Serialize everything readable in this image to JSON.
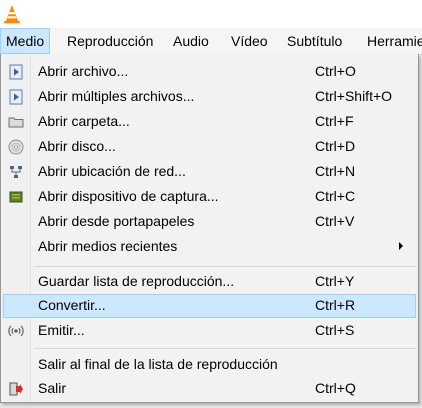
{
  "menubar": {
    "items": [
      {
        "label": "Medio",
        "active": true
      },
      {
        "label": "Reproducción"
      },
      {
        "label": "Audio"
      },
      {
        "label": "Vídeo"
      },
      {
        "label": "Subtítulo"
      },
      {
        "label": "Herramie"
      }
    ]
  },
  "menu": {
    "items": [
      {
        "label": "Abrir archivo...",
        "shortcut": "Ctrl+O",
        "icon": "file-play-icon"
      },
      {
        "label": "Abrir múltiples archivos...",
        "shortcut": "Ctrl+Shift+O",
        "icon": "file-play-icon"
      },
      {
        "label": "Abrir carpeta...",
        "shortcut": "Ctrl+F",
        "icon": "folder-icon"
      },
      {
        "label": "Abrir disco...",
        "shortcut": "Ctrl+D",
        "icon": "disc-icon"
      },
      {
        "label": "Abrir ubicación de red...",
        "shortcut": "Ctrl+N",
        "icon": "network-icon"
      },
      {
        "label": "Abrir dispositivo de captura...",
        "shortcut": "Ctrl+C",
        "icon": "capture-card-icon"
      },
      {
        "label": "Abrir desde portapapeles",
        "shortcut": "Ctrl+V",
        "icon": ""
      },
      {
        "label": "Abrir medios recientes",
        "shortcut": "",
        "icon": "",
        "submenu": true
      },
      {
        "label": "Guardar lista de reproducción...",
        "shortcut": "Ctrl+Y",
        "icon": ""
      },
      {
        "label": "Convertir...",
        "shortcut": "Ctrl+R",
        "icon": "",
        "highlighted": true
      },
      {
        "label": "Emitir...",
        "shortcut": "Ctrl+S",
        "icon": "stream-icon"
      },
      {
        "label": "Salir al final de la lista de reproducción",
        "shortcut": "",
        "icon": ""
      },
      {
        "label": "Salir",
        "shortcut": "Ctrl+Q",
        "icon": "exit-icon"
      }
    ]
  },
  "colors": {
    "highlight": "#cce8ff",
    "highlight_border": "#99d1ff",
    "vlc_orange": "#ff8800"
  }
}
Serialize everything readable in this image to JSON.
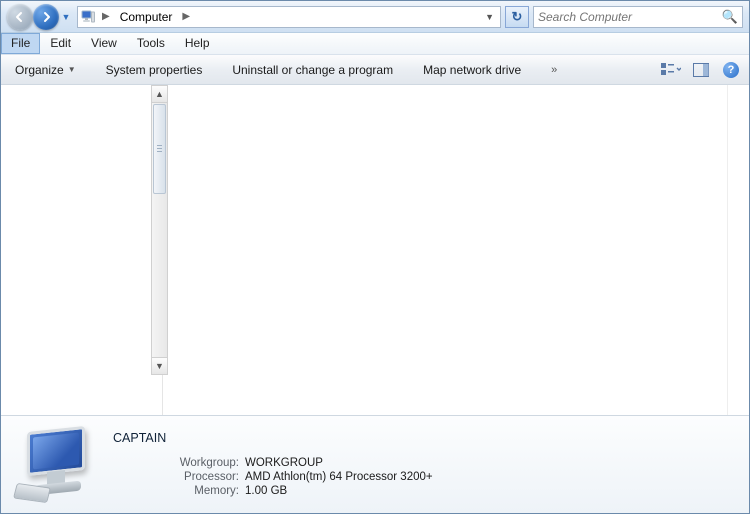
{
  "nav": {
    "breadcrumb_root": "Computer",
    "search_placeholder": "Search Computer"
  },
  "menu": {
    "file": "File",
    "edit": "Edit",
    "view": "View",
    "tools": "Tools",
    "help": "Help"
  },
  "toolbar": {
    "organize": "Organize",
    "system_properties": "System properties",
    "uninstall": "Uninstall or change a program",
    "map_drive": "Map network drive",
    "overflow": "»"
  },
  "details": {
    "computer_name": "CAPTAIN",
    "rows": [
      {
        "label": "Workgroup:",
        "value": "WORKGROUP"
      },
      {
        "label": "Processor:",
        "value": "AMD Athlon(tm) 64 Processor 3200+"
      },
      {
        "label": "Memory:",
        "value": "1.00 GB"
      }
    ]
  }
}
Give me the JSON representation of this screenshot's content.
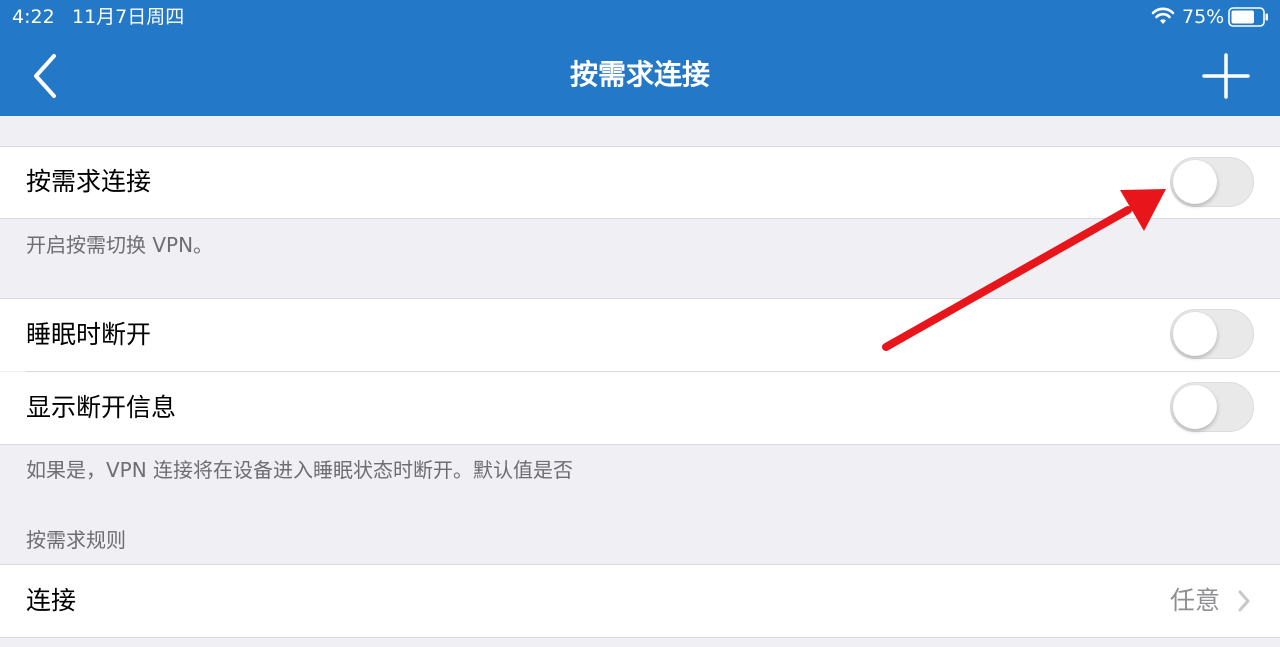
{
  "status_bar": {
    "time": "4:22",
    "date": "11月7日周四",
    "battery_percent": "75%",
    "battery_level": 0.75
  },
  "nav": {
    "title": "按需求连接",
    "back_icon": "chevron-left-icon",
    "add_icon": "plus-icon"
  },
  "settings": {
    "on_demand": {
      "label": "按需求连接",
      "enabled": false
    },
    "on_demand_footer": "开启按需切换 VPN。",
    "disconnect_on_sleep": {
      "label": "睡眠时断开",
      "enabled": false
    },
    "show_disconnect_info": {
      "label": "显示断开信息",
      "enabled": false
    },
    "sleep_footer": "如果是，VPN 连接将在设备进入睡眠状态时断开。默认值是否",
    "rules_header": "按需求规则",
    "connect": {
      "label": "连接",
      "value": "任意"
    }
  },
  "colors": {
    "header_bg": "#2478c8",
    "page_bg": "#efeff4",
    "annotation_arrow": "#e8161b"
  }
}
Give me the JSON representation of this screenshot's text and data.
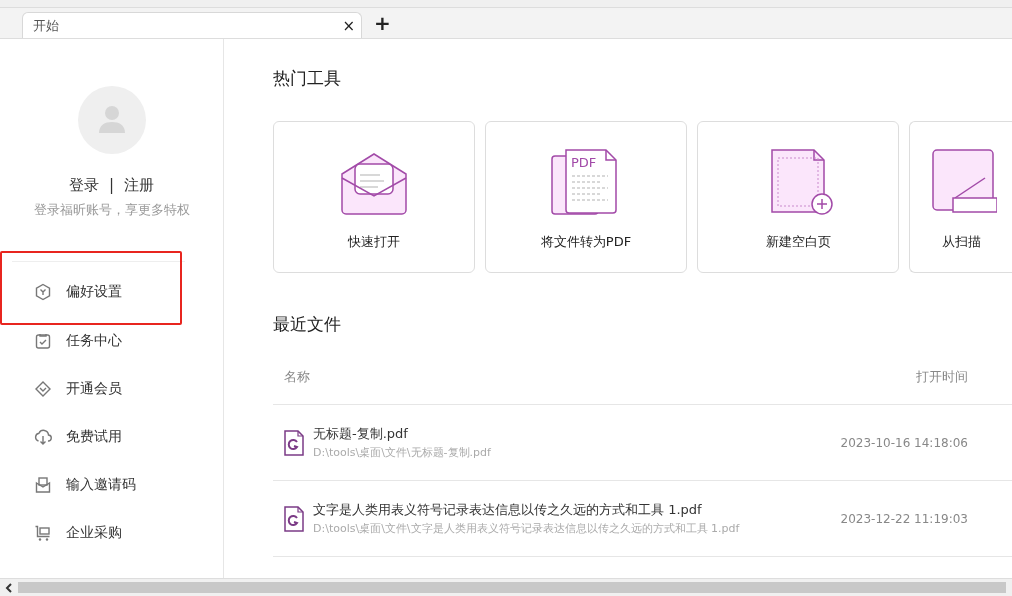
{
  "tabs": [
    {
      "label": "开始",
      "selected": true,
      "close": "×"
    }
  ],
  "new_tab": "+",
  "account": {
    "login": "登录",
    "separator": "|",
    "register": "注册",
    "hint": "登录福昕账号，享更多特权"
  },
  "sidebar": {
    "items": [
      {
        "label": "偏好设置",
        "kind": "settings",
        "highlighted": true
      },
      {
        "label": "任务中心",
        "kind": "task",
        "highlighted": false
      },
      {
        "label": "开通会员",
        "kind": "vip",
        "highlighted": false
      },
      {
        "label": "免费试用",
        "kind": "download",
        "highlighted": false
      },
      {
        "label": "输入邀请码",
        "kind": "invite",
        "highlighted": false
      },
      {
        "label": "企业采购",
        "kind": "cart",
        "highlighted": false
      }
    ]
  },
  "hot_tools": {
    "title": "热门工具",
    "tools": [
      {
        "label": "快速打开",
        "kind": "open"
      },
      {
        "label": "将文件转为PDF",
        "kind": "convert",
        "badge": "PDF"
      },
      {
        "label": "新建空白页",
        "kind": "blank"
      },
      {
        "label": "从扫描",
        "kind": "scan"
      }
    ]
  },
  "recent": {
    "title": "最近文件",
    "columns": [
      "名称",
      "打开时间"
    ],
    "rows": [
      {
        "name": "无标题-复制.pdf",
        "path": "D:\\tools\\桌面\\文件\\无标题-复制.pdf",
        "opened": "2023-10-16 14:18:06"
      },
      {
        "name": "文字是人类用表义符号记录表达信息以传之久远的方式和工具 1.pdf",
        "path": "D:\\tools\\桌面\\文件\\文字是人类用表义符号记录表达信息以传之久远的方式和工具 1.pdf",
        "opened": "2023-12-22 11:19:03"
      }
    ]
  }
}
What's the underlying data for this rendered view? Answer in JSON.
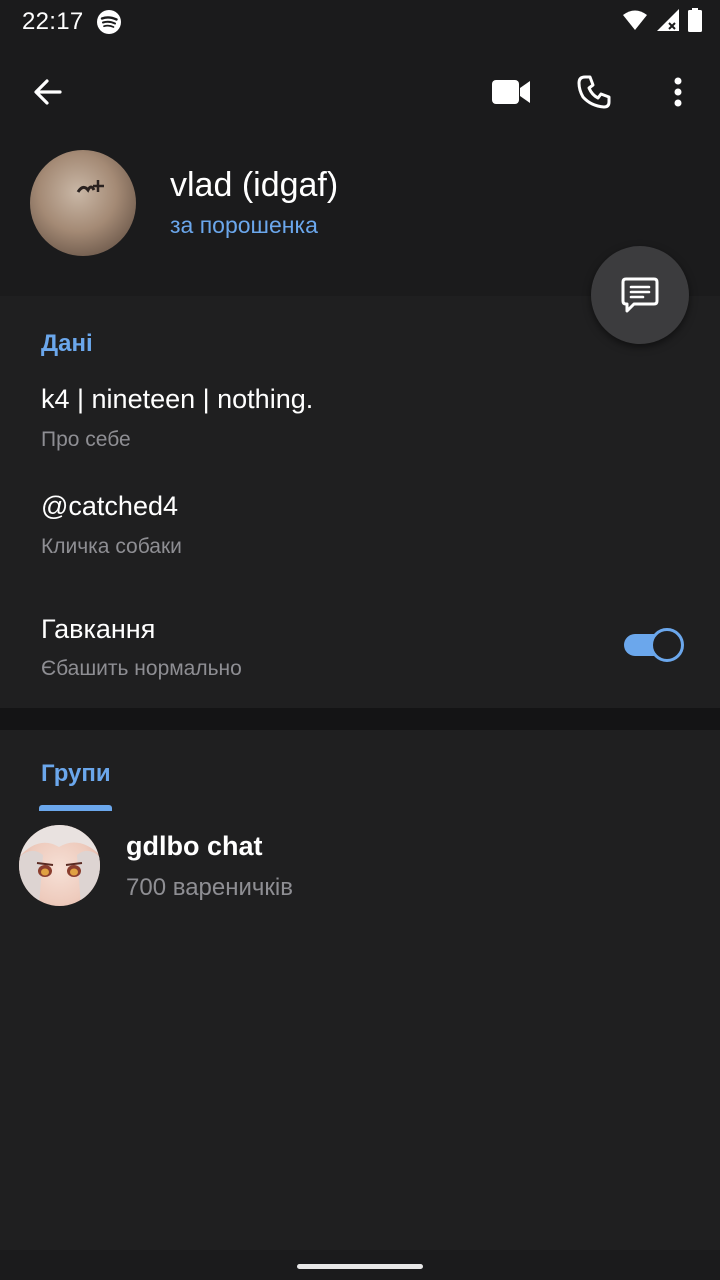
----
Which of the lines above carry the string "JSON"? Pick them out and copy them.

Serialize everything readable in this image to JSON.
Serialize everything readable in this image to JSON.
Give me the JSON representation of this screenshot's content.
Give me the JSON representation of this screenshot's text and data.
What's the underlying data for this rendered view? Answer in JSON.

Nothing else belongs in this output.